With the hypocrisy of which only thick skinned beasts are capable without understanding the irony you might remember that last December the politicians of the world jetted off to a climate change conference. In order to keep their personal carbon feet as large as possible they went to Bali, in the South Pacific, probably the most inconvenient place they could find in terms of location. Never mind, the politicians and other attendees no doubt consoled themselves in their spare time with the pleasures of that South Sea Island. Once in Bali they started their deliberations about saving the planet from climate change.
Looking back on my post of 15th December 2007 I find that I described the agreement reached at Bali as “virtually worthless”. Sixteen months on, it is no surprise that the developed nations who reached the accord at Bali are now having second thoughts about it.
The European Union have now decided that they should attach a condition to financing clean technology in undeveloped and developing countries. The main condition that they wish to attach is that those countries should curb their growth of emissions as a condition of getting the money to invest is clean technology. If the undeveloped and developing countries do not curb emissions, there is little point in giving them free money to install renewable energy while they are merrily increasing emissions. I suppose it is a bit like providing the owners of a boat with the money to paint it, instead of the money to fill up the holes in the hull.

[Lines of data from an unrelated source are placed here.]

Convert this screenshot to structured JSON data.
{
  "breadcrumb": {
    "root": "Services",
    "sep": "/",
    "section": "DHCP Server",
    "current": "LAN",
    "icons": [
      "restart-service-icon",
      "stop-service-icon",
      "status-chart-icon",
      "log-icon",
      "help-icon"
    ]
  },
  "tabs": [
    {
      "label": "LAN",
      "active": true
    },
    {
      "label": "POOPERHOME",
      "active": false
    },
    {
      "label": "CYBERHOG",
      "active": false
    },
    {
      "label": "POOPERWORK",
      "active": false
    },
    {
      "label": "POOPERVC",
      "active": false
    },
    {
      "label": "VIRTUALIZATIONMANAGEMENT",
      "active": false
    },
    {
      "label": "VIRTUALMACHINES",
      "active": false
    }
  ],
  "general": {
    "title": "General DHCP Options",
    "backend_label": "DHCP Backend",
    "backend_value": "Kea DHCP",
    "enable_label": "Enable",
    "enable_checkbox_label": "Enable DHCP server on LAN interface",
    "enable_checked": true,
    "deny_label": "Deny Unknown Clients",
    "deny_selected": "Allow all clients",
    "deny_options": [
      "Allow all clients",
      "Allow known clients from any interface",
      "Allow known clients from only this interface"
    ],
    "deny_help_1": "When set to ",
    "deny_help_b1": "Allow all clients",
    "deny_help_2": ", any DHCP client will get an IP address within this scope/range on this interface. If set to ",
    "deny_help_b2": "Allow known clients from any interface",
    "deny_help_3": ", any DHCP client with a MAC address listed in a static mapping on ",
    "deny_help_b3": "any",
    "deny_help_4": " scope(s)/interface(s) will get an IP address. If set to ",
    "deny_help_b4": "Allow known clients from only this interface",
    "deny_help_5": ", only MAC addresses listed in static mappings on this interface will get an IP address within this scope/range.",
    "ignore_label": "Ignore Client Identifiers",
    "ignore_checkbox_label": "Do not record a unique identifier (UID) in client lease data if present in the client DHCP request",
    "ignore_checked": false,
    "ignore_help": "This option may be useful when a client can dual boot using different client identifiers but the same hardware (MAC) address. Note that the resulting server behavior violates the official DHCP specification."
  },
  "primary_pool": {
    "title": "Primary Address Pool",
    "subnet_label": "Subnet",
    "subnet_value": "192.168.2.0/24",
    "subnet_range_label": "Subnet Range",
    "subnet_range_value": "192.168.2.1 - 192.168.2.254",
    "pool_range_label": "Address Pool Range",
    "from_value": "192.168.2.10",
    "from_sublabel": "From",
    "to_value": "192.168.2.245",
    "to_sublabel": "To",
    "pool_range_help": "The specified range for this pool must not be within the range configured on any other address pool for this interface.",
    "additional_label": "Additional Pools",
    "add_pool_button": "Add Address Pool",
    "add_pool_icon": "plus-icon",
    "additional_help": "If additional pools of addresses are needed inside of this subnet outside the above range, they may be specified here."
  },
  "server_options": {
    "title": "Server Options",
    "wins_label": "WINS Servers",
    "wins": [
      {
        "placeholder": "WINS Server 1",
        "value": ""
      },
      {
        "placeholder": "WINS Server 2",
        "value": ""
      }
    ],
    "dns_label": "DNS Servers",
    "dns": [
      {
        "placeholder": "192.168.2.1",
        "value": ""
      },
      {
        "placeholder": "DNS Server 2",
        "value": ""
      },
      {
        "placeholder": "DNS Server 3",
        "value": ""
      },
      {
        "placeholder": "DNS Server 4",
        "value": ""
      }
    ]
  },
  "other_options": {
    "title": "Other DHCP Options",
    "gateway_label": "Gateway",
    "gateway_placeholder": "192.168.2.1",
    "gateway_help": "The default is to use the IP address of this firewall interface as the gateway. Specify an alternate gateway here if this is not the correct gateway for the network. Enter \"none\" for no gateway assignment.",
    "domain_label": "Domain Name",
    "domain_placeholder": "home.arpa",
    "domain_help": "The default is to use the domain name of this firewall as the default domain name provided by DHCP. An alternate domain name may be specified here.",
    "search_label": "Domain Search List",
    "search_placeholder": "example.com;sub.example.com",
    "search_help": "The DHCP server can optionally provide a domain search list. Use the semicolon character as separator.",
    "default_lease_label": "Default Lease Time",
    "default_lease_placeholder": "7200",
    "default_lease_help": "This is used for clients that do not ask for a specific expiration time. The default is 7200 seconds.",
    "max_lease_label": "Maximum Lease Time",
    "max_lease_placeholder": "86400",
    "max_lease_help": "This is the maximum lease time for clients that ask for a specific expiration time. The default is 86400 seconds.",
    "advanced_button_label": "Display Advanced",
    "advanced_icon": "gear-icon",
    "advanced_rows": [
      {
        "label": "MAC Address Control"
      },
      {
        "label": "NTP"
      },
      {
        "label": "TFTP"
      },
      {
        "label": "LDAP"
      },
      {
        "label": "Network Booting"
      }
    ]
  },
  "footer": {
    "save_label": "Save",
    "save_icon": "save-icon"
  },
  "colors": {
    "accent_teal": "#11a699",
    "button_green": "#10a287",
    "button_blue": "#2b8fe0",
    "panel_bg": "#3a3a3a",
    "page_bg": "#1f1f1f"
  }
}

I suspect that the main target of the European Union’s new stance is the developing countries, particularly China and India, rather than the small African States whose per capita emissions of greenhouse gas are so small that they are hardly measurable.
The United Nations has cried foul; the UN thinks that the EU should stick to what was agreed at Bali and that the money should be provided regardless of whether the recipient is curbing its own growth in emissions.
The existing way of reducing emissions in the undeveloped and the developing world is the disgraced Clean Development Mechanism, which is a very bureaucratic scheme and has ended up in many cases providing free money for projects that would have been done without the free money. The bureaucracy has replaced judgment in the CDM’s decision making, as it often does in complex schemes which offer free money.
Of course at Bali there was no treaty signed, simply a statement in writing and I think the European Union is right to rethink its position on the statement. The point of the statement was to reduce greenhouse gas emissions, not to increase them, and it seems sensible to me to provide money for clean energy for nations which are curbing emissions, if they can, not to nations like China who have been given a free pass to emit greenhouse gas by the Kyoto Protocol.
In December the nations of the world will attempt to reach agreement on a new climate change treaty. Kyoto has worked only in the sense that it has raised awareness of the problem of climate change and provided some inspiration and resolve to deal with it. I doubt if Kyoto has done more than marginally reduce the rate of emissions increase.
Again, as with all environmental matters the reduction of emissions comes into conflict with large vested interests of business and of nations. You cannot devise a set of rules to curb emissions in such a way that the largest polluters, China and the United States, are either, in the case of China, excluded from sticking to the rules or in the case of the United States, can argue that the rules are unfair to them and therefore they will not adopt them.
Vested interests have always prevailed against the common good. Somehow I do not expect any new climate change regime to alter this unfortunate fact of life.
Filed under: carbon emissions, climate change, energy, global warming, United Nations Climate Change Conference Tagged: | Bali accord, cdm, clean development mechanism, internation ways of curbing emissions